ASSIGNED TASK
If a line in the listing below has the string "likes", copy it out.

EXTRACTED ENTRIES
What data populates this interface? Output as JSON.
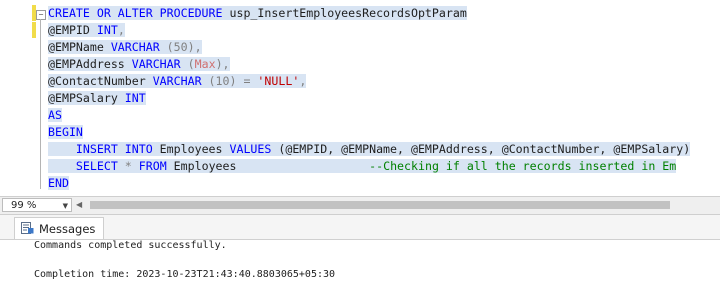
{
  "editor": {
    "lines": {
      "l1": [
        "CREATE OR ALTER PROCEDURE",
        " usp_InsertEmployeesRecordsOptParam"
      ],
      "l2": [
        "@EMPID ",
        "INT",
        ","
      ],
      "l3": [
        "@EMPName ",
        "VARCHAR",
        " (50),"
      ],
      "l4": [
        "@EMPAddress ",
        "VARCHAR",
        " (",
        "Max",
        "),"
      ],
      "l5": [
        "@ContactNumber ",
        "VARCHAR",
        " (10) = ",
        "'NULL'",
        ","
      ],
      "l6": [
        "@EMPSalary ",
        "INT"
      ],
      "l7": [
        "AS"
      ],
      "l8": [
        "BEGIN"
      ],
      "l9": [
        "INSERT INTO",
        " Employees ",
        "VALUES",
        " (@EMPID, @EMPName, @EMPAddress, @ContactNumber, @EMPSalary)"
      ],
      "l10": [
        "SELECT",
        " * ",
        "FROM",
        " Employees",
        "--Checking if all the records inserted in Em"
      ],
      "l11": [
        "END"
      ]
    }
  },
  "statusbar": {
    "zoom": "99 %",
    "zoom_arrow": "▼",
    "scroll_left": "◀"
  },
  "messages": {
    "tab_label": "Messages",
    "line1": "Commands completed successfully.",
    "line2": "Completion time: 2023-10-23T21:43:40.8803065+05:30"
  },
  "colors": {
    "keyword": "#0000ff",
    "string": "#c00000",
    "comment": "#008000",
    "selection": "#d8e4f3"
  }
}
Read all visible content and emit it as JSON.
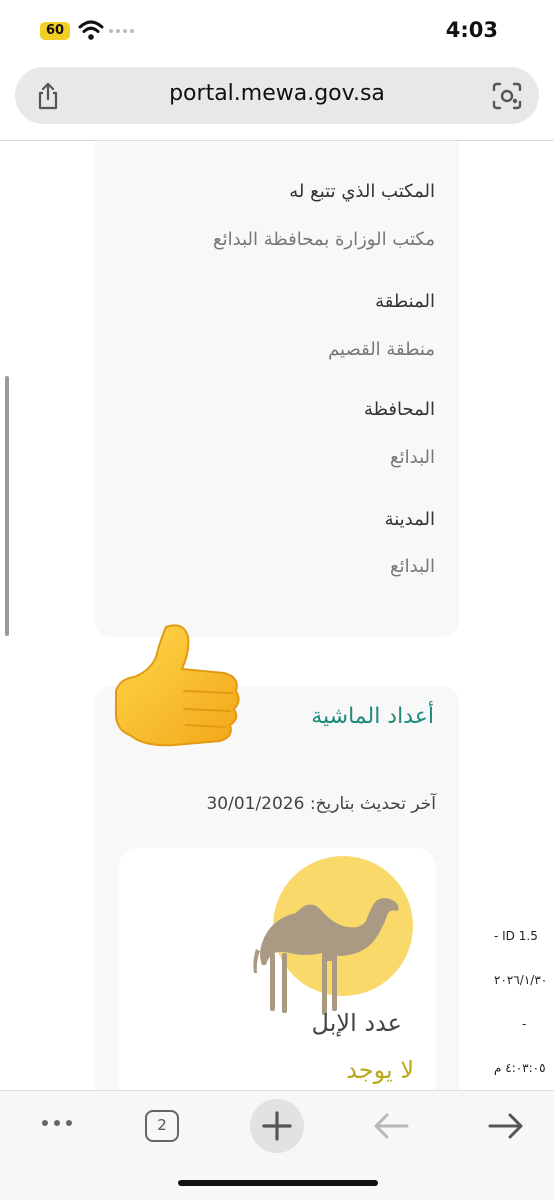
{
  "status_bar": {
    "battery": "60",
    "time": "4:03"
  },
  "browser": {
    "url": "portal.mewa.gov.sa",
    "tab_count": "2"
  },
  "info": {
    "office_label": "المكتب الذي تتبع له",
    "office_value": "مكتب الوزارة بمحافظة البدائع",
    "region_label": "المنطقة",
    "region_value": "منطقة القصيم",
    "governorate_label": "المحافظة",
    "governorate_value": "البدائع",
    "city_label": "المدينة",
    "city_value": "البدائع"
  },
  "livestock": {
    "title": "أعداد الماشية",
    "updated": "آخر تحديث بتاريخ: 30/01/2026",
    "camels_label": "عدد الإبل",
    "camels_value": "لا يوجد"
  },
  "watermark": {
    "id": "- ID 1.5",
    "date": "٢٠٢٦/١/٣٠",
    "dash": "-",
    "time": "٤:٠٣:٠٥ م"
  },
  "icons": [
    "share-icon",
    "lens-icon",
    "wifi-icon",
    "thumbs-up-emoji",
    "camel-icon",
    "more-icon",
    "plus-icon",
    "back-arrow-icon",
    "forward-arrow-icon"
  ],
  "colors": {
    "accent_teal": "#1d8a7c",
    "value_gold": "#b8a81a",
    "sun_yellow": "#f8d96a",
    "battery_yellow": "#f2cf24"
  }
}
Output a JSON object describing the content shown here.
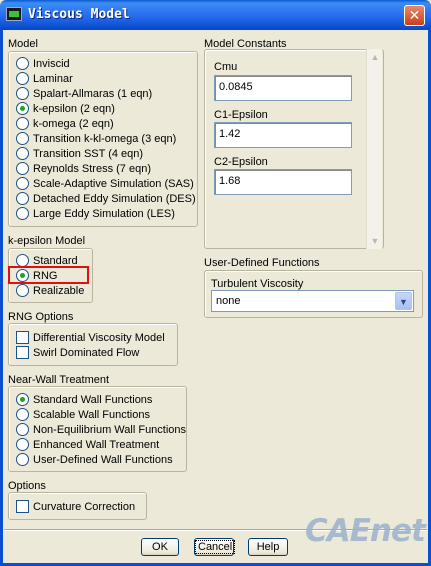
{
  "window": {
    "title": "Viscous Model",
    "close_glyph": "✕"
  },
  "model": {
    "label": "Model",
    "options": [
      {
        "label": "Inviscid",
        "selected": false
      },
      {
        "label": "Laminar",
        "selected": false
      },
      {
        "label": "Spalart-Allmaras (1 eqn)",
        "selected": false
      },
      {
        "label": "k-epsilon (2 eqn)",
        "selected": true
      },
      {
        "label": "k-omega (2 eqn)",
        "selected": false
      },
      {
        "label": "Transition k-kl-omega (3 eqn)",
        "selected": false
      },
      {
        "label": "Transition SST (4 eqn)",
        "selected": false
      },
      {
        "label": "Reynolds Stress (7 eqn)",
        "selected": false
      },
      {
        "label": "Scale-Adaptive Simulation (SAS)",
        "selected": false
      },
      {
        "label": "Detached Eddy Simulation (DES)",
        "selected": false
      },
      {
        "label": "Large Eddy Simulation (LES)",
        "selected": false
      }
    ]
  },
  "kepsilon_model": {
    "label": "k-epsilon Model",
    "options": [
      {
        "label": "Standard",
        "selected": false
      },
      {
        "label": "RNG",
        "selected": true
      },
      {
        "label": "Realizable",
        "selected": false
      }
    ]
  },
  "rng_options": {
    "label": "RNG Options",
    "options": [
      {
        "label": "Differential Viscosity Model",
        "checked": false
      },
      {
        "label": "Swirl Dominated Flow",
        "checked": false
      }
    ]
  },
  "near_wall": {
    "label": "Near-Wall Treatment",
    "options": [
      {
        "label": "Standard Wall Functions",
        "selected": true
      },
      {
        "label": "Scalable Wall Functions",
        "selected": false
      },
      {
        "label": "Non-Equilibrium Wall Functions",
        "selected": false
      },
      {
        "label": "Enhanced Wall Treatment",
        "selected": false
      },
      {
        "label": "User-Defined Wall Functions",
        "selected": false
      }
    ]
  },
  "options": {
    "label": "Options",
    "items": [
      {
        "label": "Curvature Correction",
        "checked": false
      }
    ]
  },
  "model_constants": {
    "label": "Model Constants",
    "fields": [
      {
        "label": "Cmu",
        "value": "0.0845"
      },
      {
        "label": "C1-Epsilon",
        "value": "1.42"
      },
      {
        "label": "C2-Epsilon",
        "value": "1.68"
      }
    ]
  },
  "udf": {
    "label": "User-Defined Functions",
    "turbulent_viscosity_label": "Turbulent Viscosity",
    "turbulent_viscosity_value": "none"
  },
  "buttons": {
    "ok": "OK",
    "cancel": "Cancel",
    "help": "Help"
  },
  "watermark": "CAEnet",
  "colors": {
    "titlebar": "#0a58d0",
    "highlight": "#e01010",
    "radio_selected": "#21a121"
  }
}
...
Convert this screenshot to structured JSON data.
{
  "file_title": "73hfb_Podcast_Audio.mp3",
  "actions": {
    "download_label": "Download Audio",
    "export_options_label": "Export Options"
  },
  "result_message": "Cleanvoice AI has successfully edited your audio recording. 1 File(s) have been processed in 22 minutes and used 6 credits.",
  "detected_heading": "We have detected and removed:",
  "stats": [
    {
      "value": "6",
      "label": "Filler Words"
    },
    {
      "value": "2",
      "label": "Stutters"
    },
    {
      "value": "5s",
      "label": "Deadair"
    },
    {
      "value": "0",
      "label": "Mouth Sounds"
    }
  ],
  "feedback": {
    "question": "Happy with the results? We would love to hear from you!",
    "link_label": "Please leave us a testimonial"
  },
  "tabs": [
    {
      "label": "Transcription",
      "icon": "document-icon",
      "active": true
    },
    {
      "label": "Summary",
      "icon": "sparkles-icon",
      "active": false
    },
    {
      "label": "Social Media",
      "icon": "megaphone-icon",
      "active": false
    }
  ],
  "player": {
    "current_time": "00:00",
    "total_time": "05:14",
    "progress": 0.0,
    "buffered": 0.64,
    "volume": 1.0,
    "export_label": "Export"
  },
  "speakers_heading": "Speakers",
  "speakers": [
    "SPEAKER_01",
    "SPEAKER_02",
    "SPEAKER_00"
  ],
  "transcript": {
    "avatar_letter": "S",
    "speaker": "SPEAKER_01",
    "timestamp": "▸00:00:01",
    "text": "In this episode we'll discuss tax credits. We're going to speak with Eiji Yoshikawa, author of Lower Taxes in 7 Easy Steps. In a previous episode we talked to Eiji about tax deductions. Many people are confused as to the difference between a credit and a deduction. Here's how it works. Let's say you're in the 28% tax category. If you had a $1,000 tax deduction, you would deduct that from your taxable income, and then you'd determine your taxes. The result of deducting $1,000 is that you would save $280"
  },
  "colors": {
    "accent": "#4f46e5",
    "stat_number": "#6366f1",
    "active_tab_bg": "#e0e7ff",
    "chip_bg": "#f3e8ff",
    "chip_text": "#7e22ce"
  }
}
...
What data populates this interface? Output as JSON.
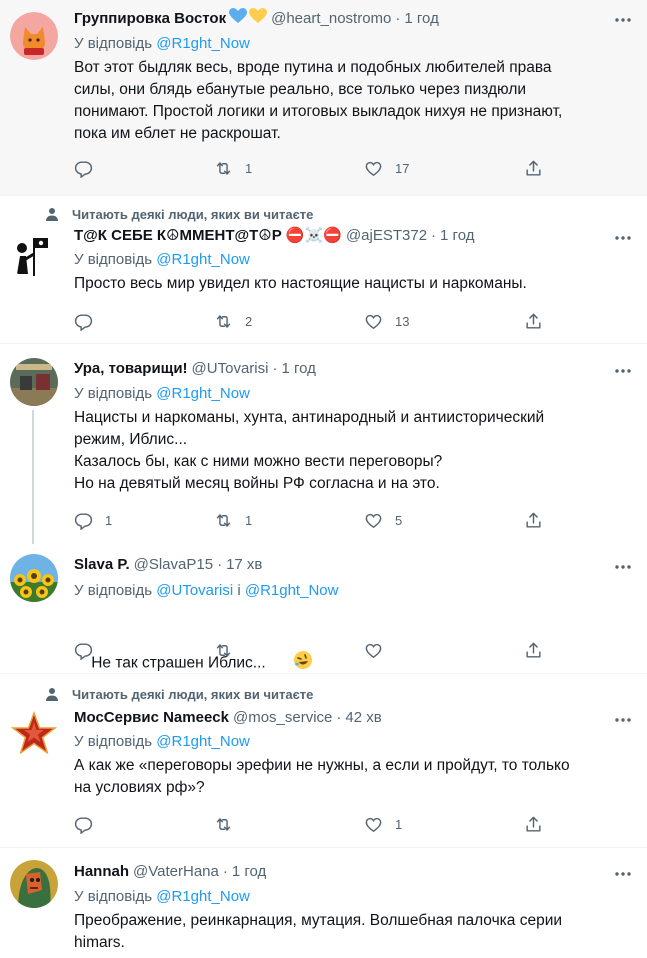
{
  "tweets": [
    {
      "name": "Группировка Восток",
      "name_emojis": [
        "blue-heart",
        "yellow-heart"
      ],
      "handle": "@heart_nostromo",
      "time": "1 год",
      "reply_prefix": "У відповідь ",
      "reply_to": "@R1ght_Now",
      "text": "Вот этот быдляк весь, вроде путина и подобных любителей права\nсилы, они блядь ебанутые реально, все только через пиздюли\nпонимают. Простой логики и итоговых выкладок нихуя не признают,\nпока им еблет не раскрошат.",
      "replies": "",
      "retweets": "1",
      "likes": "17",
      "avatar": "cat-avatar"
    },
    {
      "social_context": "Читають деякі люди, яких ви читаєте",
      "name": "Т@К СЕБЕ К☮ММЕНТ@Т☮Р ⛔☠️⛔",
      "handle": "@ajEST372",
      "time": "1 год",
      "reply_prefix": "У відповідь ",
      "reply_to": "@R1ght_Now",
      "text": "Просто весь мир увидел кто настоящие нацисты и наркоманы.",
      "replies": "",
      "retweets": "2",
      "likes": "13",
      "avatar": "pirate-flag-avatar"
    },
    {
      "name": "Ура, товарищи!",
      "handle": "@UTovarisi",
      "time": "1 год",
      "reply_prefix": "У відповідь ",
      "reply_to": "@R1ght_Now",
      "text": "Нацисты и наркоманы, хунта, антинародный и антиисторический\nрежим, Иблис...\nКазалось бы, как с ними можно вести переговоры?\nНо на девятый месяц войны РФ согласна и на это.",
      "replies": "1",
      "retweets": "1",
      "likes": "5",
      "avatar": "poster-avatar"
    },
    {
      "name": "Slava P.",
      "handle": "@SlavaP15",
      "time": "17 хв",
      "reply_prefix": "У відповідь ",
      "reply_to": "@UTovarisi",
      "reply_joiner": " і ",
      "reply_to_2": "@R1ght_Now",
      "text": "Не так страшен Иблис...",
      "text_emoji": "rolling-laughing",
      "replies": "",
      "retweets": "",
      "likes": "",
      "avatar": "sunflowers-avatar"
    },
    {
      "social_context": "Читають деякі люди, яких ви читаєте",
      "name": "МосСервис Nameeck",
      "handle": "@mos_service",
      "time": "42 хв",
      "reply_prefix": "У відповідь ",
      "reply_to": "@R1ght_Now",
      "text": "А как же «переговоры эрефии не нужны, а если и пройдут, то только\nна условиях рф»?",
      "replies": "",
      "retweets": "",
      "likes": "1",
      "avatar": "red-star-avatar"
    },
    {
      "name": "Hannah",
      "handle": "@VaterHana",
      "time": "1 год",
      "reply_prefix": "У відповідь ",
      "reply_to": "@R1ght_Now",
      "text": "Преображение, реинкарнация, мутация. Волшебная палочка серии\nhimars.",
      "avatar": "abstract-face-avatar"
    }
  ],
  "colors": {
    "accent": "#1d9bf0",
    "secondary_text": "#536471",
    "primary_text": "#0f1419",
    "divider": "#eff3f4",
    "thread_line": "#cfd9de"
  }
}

TASK OUTPUT
      "likes": "17",
      "likes": "13",
      "likes": "5",
      "likes": "",
      "likes": "1",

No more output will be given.